**Exercise description:** In your copy of the data below, reproduce every entry exactly and omit the pictures.

---------- Data supplied ----------

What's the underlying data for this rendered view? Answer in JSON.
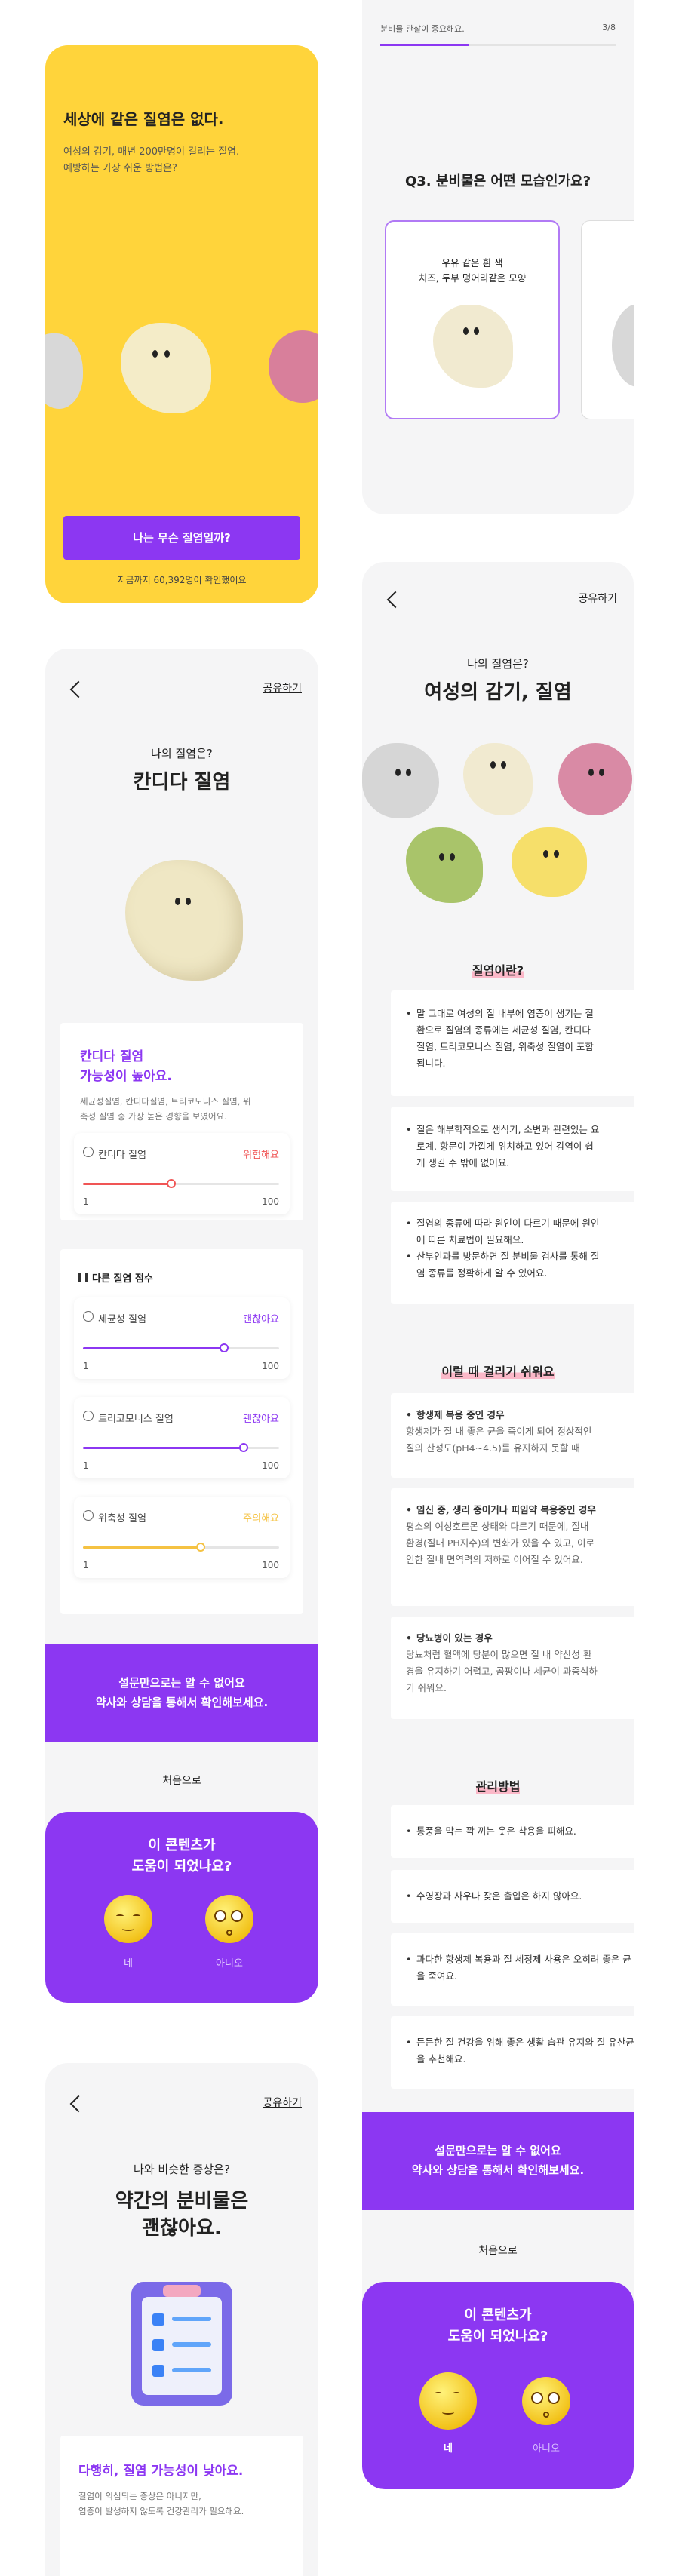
{
  "intro": {
    "title": "세상에 같은 질염은 없다.",
    "desc1": "여성의 감기, 매년 200만명이 걸리는 질염.",
    "desc2": "예방하는 가장 쉬운 방법은?",
    "cta": "나는 무슨 질염일까?",
    "count": "지금까지 60,392명이 확인했어요"
  },
  "quiz": {
    "top_text": "분비물 관찰이 중요해요.",
    "progress": "3/8",
    "question": "Q3. 분비물은 어떤 모습인가요?",
    "option1_line1": "우유 같은 흰 색",
    "option1_line2": "치즈, 두부 덩어리같은 모양"
  },
  "candida": {
    "share": "공유하기",
    "sub": "나의 질염은?",
    "title": "칸디다 질염",
    "headline1": "칸디다 질염",
    "headline2": "가능성이 높아요.",
    "desc1": "세균성질염, 칸디다질염, 트리코모니스 질염, 위",
    "desc2": "축성 질염 중 가장 높은 경향을 보였어요.",
    "main_item": {
      "name": "칸디다 질염",
      "status": "위험해요",
      "value": 0.45,
      "min": "1",
      "max": "100"
    },
    "other_title": "다른 질염 점수",
    "others": [
      {
        "name": "세균성 질염",
        "status": "괜찮아요",
        "value": 0.72,
        "min": "1",
        "max": "100"
      },
      {
        "name": "트리코모니스 질염",
        "status": "괜찮아요",
        "value": 0.82,
        "min": "1",
        "max": "100"
      },
      {
        "name": "위축성 질염",
        "status": "주의해요",
        "value": 0.6,
        "min": "1",
        "max": "100"
      }
    ],
    "banner1": "설문만으로는 알 수 없어요",
    "banner2": "약사와 상담을 통해서 확인해보세요.",
    "restart": "처음으로"
  },
  "feedback": {
    "q1": "이 콘텐츠가",
    "q2": "도움이 되었나요?",
    "yes": "네",
    "no": "아니오"
  },
  "normal": {
    "share": "공유하기",
    "sub": "나와 비슷한 증상은?",
    "title1": "약간의 분비물은",
    "title2": "괜찮아요.",
    "headline": "다행히, 질염 가능성이 낮아요.",
    "desc1": "질염이 의심되는 증상은 아니지만,",
    "desc2": "염증이 발생하지 않도록 건강관리가 필요해요."
  },
  "info": {
    "share": "공유하기",
    "sub": "나의 질염은?",
    "title": "여성의 감기, 질염",
    "what_title": "질염이란?",
    "what_1": [
      "말 그대로 여성의 질 내부에 염증이 생기는 질",
      "환으로 질염의 종류에는 세균성 질염, 칸디다",
      "질염, 트리코모니스 질염, 위축성 질염이 포함",
      "됩니다."
    ],
    "what_2": [
      "질은 해부학적으로 생식기, 소변과 관련있는 요",
      "로계, 항문이 가깝게 위치하고 있어 감염이 쉽",
      "게 생길 수 밖에 없어요."
    ],
    "what_3a": [
      "질염의 종류에 따라 원인이 다르기 때문에 원인",
      "에 따른 치료법이 필요해요."
    ],
    "what_3b": [
      "산부인과를 방문하면 질 분비물 검사를 통해 질",
      "염 종류를 정확하게 알 수 있어요."
    ],
    "risk_title": "이럴 때 걸리기 쉬워요",
    "risk_1_title": "항생제 복용 중인 경우",
    "risk_1": [
      "항생제가 질 내 좋은 균을 죽이게 되어 정상적인",
      "질의 산성도(pH4~4.5)를 유지하지 못할 때"
    ],
    "risk_2_title": [
      "임신 중, 생리 중이거나 피임약 복용중인 경우"
    ],
    "risk_2": [
      "평소의 여성호르몬 상태와 다르기 때문에, 질내",
      "환경(질내 PH지수)의 변화가 있을 수 있고, 이로",
      "인한 질내 면역력의 저하로 이어질 수 있어요."
    ],
    "risk_3_title": "당뇨병이 있는 경우",
    "risk_3": [
      "당뇨처럼 혈액에 당분이 많으면 질 내 약산성 환",
      "경을 유지하기 어렵고, 곰팡이나 세균이 과증식하",
      "기 쉬워요."
    ],
    "care_title": "관리방법",
    "care": [
      "통풍을 막는 꽉 끼는 옷은 착용을 피해요.",
      "수영장과 사우나 잦은 출입은 하지 않아요.",
      "과다한 항생제 복용과 질 세정제 사용은 오히려 좋은 균을 죽여요.",
      "든든한 질 건강을 위해 좋은 생활 습관 유지와 질 유산균을 추천해요."
    ],
    "banner1": "설문만으로는 알 수 없어요",
    "banner2": "약사와 상담을 통해서 확인해보세요.",
    "restart": "처음으로"
  },
  "colors": {
    "accent": "#8c37f2",
    "danger": "#f05555",
    "warn": "#f5c242",
    "yellow": "#ffd43b"
  }
}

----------

**Answer space:**
What's the underlying data for this rendered view? Answer in JSON.
{
  "intro": {
    "title": "세상에 같은 질염은 없다.",
    "desc1": "여성의 감기, 매년 200만명이 걸리는 질염.",
    "desc2": "예방하는 가장 쉬운 방법은?",
    "cta": "나는 무슨 질염일까?",
    "count": "지금까지 60,392명이 확인했어요"
  },
  "quiz": {
    "top_text": "분비물 관찰이 중요해요.",
    "progress": "3/8",
    "question": "Q3. 분비물은 어떤 모습인가요?",
    "option1_line1": "우유 같은 흰 색",
    "option1_line2": "치즈, 두부 덩어리같은 모양"
  },
  "candida": {
    "share": "공유하기",
    "sub": "나의 질염은?",
    "title": "칸디다 질염",
    "headline1": "칸디다 질염",
    "headline2": "가능성이 높아요.",
    "desc1": "세균성질염, 칸디다질염, 트리코모니스 질염, 위",
    "desc2": "축성 질염 중 가장 높은 경향을 보였어요.",
    "main_item": {
      "name": "칸디다 질염",
      "status": "위험해요",
      "value": 0.45,
      "min": "1",
      "max": "100"
    },
    "other_title": "다른 질염 점수",
    "others": [
      {
        "name": "세균성 질염",
        "status": "괜찮아요",
        "value": 0.72,
        "min": "1",
        "max": "100"
      },
      {
        "name": "트리코모니스 질염",
        "status": "괜찮아요",
        "value": 0.82,
        "min": "1",
        "max": "100"
      },
      {
        "name": "위축성 질염",
        "status": "주의해요",
        "value": 0.6,
        "min": "1",
        "max": "100"
      }
    ],
    "banner1": "설문만으로는 알 수 없어요",
    "banner2": "약사와 상담을 통해서 확인해보세요.",
    "restart": "처음으로"
  },
  "feedback": {
    "q1": "이 콘텐츠가",
    "q2": "도움이 되었나요?",
    "yes": "네",
    "no": "아니오"
  },
  "normal": {
    "share": "공유하기",
    "sub": "나와 비슷한 증상은?",
    "title1": "약간의 분비물은",
    "title2": "괜찮아요.",
    "headline": "다행히, 질염 가능성이 낮아요.",
    "desc1": "질염이 의심되는 증상은 아니지만,",
    "desc2": "염증이 발생하지 않도록 건강관리가 필요해요."
  },
  "info": {
    "share": "공유하기",
    "sub": "나의 질염은?",
    "title": "여성의 감기, 질염",
    "what_title": "질염이란?",
    "what_1": [
      "말 그대로 여성의 질 내부에 염증이 생기는 질",
      "환으로 질염의 종류에는 세균성 질염, 칸디다",
      "질염, 트리코모니스 질염, 위축성 질염이 포함",
      "됩니다."
    ],
    "what_2": [
      "질은 해부학적으로 생식기, 소변과 관련있는 요",
      "로계, 항문이 가깝게 위치하고 있어 감염이 쉽",
      "게 생길 수 밖에 없어요."
    ],
    "what_3a": [
      "질염의 종류에 따라 원인이 다르기 때문에 원인",
      "에 따른 치료법이 필요해요."
    ],
    "what_3b": [
      "산부인과를 방문하면 질 분비물 검사를 통해 질",
      "염 종류를 정확하게 알 수 있어요."
    ],
    "risk_title": "이럴 때 걸리기 쉬워요",
    "risk_1_title": "항생제 복용 중인 경우",
    "risk_1": [
      "항생제가 질 내 좋은 균을 죽이게 되어 정상적인",
      "질의 산성도(pH4~4.5)를 유지하지 못할 때"
    ],
    "risk_2_title": [
      "임신 중, 생리 중이거나 피임약 복용중인 경우"
    ],
    "risk_2": [
      "평소의 여성호르몬 상태와 다르기 때문에, 질내",
      "환경(질내 PH지수)의 변화가 있을 수 있고, 이로",
      "인한 질내 면역력의 저하로 이어질 수 있어요."
    ],
    "risk_3_title": "당뇨병이 있는 경우",
    "risk_3": [
      "당뇨처럼 혈액에 당분이 많으면 질 내 약산성 환",
      "경을 유지하기 어렵고, 곰팡이나 세균이 과증식하",
      "기 쉬워요."
    ],
    "care_title": "관리방법",
    "care": [
      "통풍을 막는 꽉 끼는 옷은 착용을 피해요.",
      "수영장과 사우나 잦은 출입은 하지 않아요.",
      "과다한 항생제 복용과 질 세정제 사용은 오히려 좋은 균을 죽여요.",
      "든든한 질 건강을 위해 좋은 생활 습관 유지와 질 유산균을 추천해요."
    ],
    "banner1": "설문만으로는 알 수 없어요",
    "banner2": "약사와 상담을 통해서 확인해보세요.",
    "restart": "처음으로"
  },
  "colors": {
    "accent": "#8c37f2",
    "danger": "#f05555",
    "warn": "#f5c242",
    "yellow": "#ffd43b"
  }
}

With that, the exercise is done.